• Install Java version >= 1.8 and set up the JAVA_HOME environment variable. If you don’t know
how to set up the JAVA_HOME environment variable, follow the
link: https://askubuntu.com/questions/175514/how-to-set-java-home-for-java. To check whether
set up is done, run the command echo $JAVA_HOME on your command line. You should see the
• Download Hadoop-2.7.7 from the link: https://archive.apache.org/dist/hadoop/common/hadoop2.7.7/hadoop-2.7.7.tar.gz and extract it to your desired location. Now, you need to set up the
HADOOP_HOME environment variable. Run the command sudo nano ~/.bashrc on the command
line. Copy the statement export HADOOP_HOME=path to the folder hadoop-2.7.7 in the opened
file. Save and close the file. Run the command source ~/.bashrc and check the correctness of the
setup with echo $HADOOP_HOME command.
• Download Spark-2.4.7 from the link: https://drive.google.com/file/d/1XlRcJNoGTaf0YvVv8pwZzzjrCqG-IRA/view?usp=sharing and extract it to your desired location. Now, you
need to set up the SPARK_HOME environment variable. Run the command sudo nano
~/.bashrc on the command line. Copy the statement export SPARK_HOME=path to the folder
spark-2.4.7-bin-hadoop2.7 in the opened file. Save and close the file. Run the command source
~/.bashrc and check the correctness of the setup with echo $SPARK_HOME command. If you
browse the path to the SPARK_HOME, you should see spark-submit under the bin folder which is

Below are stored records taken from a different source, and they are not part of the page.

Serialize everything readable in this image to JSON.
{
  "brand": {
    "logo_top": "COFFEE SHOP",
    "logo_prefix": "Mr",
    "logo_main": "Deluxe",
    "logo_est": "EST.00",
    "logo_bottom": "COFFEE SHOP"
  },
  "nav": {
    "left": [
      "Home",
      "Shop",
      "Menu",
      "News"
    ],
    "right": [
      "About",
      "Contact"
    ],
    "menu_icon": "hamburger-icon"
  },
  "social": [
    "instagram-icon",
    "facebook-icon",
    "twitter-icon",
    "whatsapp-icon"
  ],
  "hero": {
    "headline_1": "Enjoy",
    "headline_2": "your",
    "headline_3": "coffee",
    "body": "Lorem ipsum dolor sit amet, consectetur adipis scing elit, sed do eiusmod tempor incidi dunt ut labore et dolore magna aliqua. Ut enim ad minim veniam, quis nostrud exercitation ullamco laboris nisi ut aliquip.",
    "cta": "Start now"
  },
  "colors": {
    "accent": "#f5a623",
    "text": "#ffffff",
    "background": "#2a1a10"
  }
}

required for your testing.
How to submit your code to Spark:
• Go to project root folder
• Run sbt clean assembly. You may need to install sbt in order to run this command.

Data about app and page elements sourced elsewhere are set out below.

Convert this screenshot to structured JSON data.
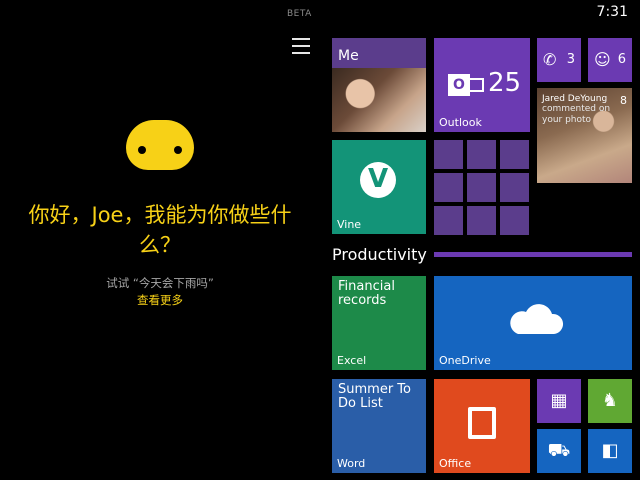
{
  "cortana": {
    "beta_label": "BETA",
    "greeting": "你好，Joe，我能为你做些什么？",
    "try_hint": "试试 “今天会下雨吗”",
    "see_more": "查看更多",
    "accent_color": "#f7d117"
  },
  "status_bar": {
    "time": "7:31"
  },
  "start": {
    "me": {
      "label": "Me"
    },
    "outlook": {
      "label": "Outlook",
      "count": "25",
      "icon_letter": "O"
    },
    "phone": {
      "count": "3"
    },
    "messaging": {
      "count": "6"
    },
    "people": {
      "name": "Jared DeYoung",
      "text": "commented on your photo",
      "count": "8"
    },
    "vine": {
      "label": "Vine",
      "logo": "V"
    },
    "group_title": "Productivity",
    "excel": {
      "title": "Financial records",
      "label": "Excel"
    },
    "onedrive": {
      "label": "OneDrive"
    },
    "word": {
      "title": "Summer To Do List",
      "label": "Word"
    },
    "office": {
      "label": "Office"
    }
  },
  "icons": [
    "menu-icon",
    "cortana-face-icon",
    "phone-icon",
    "messaging-icon",
    "people-icon",
    "outlook-icon",
    "vine-icon",
    "cloud-icon",
    "office-icon",
    "calculator-icon",
    "evernote-icon",
    "car-icon",
    "lync-icon"
  ]
}
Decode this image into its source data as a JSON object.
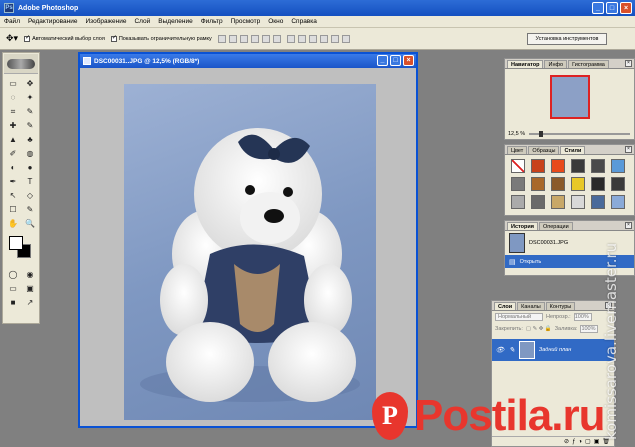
{
  "app": {
    "title": "Adobe Photoshop",
    "logo_text": "Ps"
  },
  "window_controls": {
    "minimize": "_",
    "maximize": "□",
    "close": "×"
  },
  "menu": [
    "Файл",
    "Редактирование",
    "Изображение",
    "Слой",
    "Выделение",
    "Фильтр",
    "Просмотр",
    "Окно",
    "Справка"
  ],
  "options": {
    "auto_select": "Автоматический выбор слоя",
    "show_bounds": "Показывать ограничительную рамку",
    "workspace_button": "Установка инструментов"
  },
  "document": {
    "title": "DSC00031..JPG @ 12,5% (RGB/8*)"
  },
  "toolbox": {
    "tools": [
      "▭",
      "✥",
      "◌",
      "✦",
      "⌗",
      "✎",
      "✚",
      "✎",
      "▲",
      "♣",
      "✐",
      "◍",
      "◐",
      "●",
      "✒",
      "T",
      "↖",
      "◇",
      "☐",
      "✎",
      "✋",
      "🔍",
      "◯",
      "◉"
    ]
  },
  "panels": {
    "navigator": {
      "tabs": [
        "Навигатор",
        "Инфо",
        "Гистограмма"
      ],
      "zoom": "12,5 %"
    },
    "styles": {
      "tabs": [
        "Цвет",
        "Образцы",
        "Стили"
      ],
      "swatch_colors": [
        "#ffffff",
        "#c8421a",
        "#e84a1a",
        "#3a3a3a",
        "#4a4a4a",
        "#5a9ad8",
        "#7a7a7a",
        "#a8682a",
        "#8a5a2a",
        "#e8c828",
        "#2a2a2a",
        "#3a3a3a",
        "#aaaaaa",
        "#6a6a6a",
        "#c8a868",
        "#d8d8d8",
        "#4a6a9a",
        "#8aaad8"
      ]
    },
    "history": {
      "tabs": [
        "История",
        "Операции"
      ],
      "snapshot": "DSC00031.JPG",
      "step": "Открыть"
    },
    "layers": {
      "tabs": [
        "Слои",
        "Каналы",
        "Контуры"
      ],
      "blend_mode": "Нормальный",
      "opacity_label": "Непрозр.:",
      "opacity_value": "100%",
      "lock_label": "Закрепить:",
      "fill_label": "Заливка:",
      "fill_value": "100%",
      "layer_name": "Задний план",
      "footer_icons": [
        "⊘",
        "ƒ",
        "◑",
        "▢",
        "▣",
        "🗑"
      ]
    }
  },
  "watermark": "komissarova.livemaster.ru",
  "banner": {
    "pin_letter": "P",
    "text": "Postila.ru"
  }
}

• Find the packaged jar in “./target/scala-2.11/Map-Reduce-Apache-Sedona-assembly-0.1.jar”
• Now, you can run the jar on Spark with spark-submit command. If you already have set up the
Hadoop and Spark test environment, you should be able to run the spark-submit command from
your command line. Submit the jar to Spark using Spark command “./bin/spark-submit”. A pseudo
code example: ./bin/spark-submit PATH_TO_JAR_Map-Reduce-Apache-Sedona-assembly-0.1.jar
output mapreduce PATH_TO_points.csv PATH_TO_rectangles.csv
How to debug your code in IDE:
• Use IntelliJ Idea with Scala plug-in or any other Scala IDE.
• In some cases, you may need to go to “build.sbt” file and change % “provided” to % “compile” in
order to debug your code in IDE
• Run your code in IDE
• You must revert Step 2 and 3 above and recompile your code before use spark-submit!!!
• You should submit a .zip file containing two sub folders: Part-A and Part-B. Folder Part-A should
only have the file Assignment2-Interface.py Folder Part-B contains 1) jar file Map-Reduce-ApacheSedona-assembly-0.1.jar and 2) Apache Sedona project Map-Reduce-Apache-Sedona. Don’t put the
datasets inside your zip file. Once you compile the Apache Sedona project, two target folders are
generated. One inside the root folder of the project and another one inside the project subfolder. Delete
both target folders since you are submitting the generated jar separately.
• You need to make sure your Part-B code can be compiled by entering sbt clean assembly command.
We will run the compiled jar on our cluster directly using “spark-submit” with parameters. If your
code cannot compile and run, you will not receive any points.
• Please do not change the table name and its structure as provided in the assignment to keep it consistent.
• Please make sure that there is no syntax or other errors in your submission. In case of any syntax error, 0
marks will be given.
• For any case of doubt in the assignment, please make use of office hours and discussion board. Individual
emails would not be entertained.
• Use PostgreSQL DBMS only. Use the version >= 13.
CSE 512 Assignment 2
CSE 512 Assignment 2